Wisconsin residents have started voting in the state's first-ever statewide recall primary.
On May 8 there will be Republican and Democratic primaries for governor, and Democratic primaries for lieutenant governor and four state senators in Districts 13, 21, 23 and 29.
Early voting, also known as in-person absentee voting, began Monday in municipal clerks' offices during normal business hours. Several voters cast their ballots Monday morning at the Madison Clerk's Office.
Early voting around the state runs until 5 p.m. or the close of business May 4, whichever is later.
Voters may request an absentee ballot from their local municipal clerk's office. The deadline for most voters is 5 p.m. on May 3. The deadline for military and those who are indefinitely confined due to age, infirmity, health or disability is 5 p.m. on May 4. Absentee ballots must be postmarked by Election Day, and received by 4 p.m. on May 11 to be counted.

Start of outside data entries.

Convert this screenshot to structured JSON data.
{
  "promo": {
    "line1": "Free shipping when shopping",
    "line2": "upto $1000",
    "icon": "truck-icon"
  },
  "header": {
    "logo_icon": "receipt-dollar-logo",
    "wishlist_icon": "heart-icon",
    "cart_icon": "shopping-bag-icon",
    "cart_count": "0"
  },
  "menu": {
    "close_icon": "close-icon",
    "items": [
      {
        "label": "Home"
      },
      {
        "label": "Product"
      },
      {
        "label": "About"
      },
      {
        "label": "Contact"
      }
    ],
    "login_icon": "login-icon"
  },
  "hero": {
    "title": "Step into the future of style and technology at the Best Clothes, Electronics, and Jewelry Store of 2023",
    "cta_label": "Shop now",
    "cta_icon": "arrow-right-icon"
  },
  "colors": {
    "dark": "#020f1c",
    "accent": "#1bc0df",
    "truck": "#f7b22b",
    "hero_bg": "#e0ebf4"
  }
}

Election officials said they are anticipating a big turnout in the weeks to come.
"We anticipate that this will be similar to a presidential election just based on the number of calls and absentee requests we've been getting. And the calls started last year with questions about the upcoming two elections, but there's no precedent," said Madison City Clerk Maribeth Witzel-Behl.
Wisconsin's open primary allows voters to cast ballots for either side, Republican or Democrat, no matter their true feelings. That inevitably leads to speculation that one side or the other will try to vote for the opposing candidate they view as the weakest, although it's rarely successful.
The state's voter ID law is on hold as two lower court decisions stopping the law are being appealed. People will not be required to show photo identification at the polls to vote in the primary election.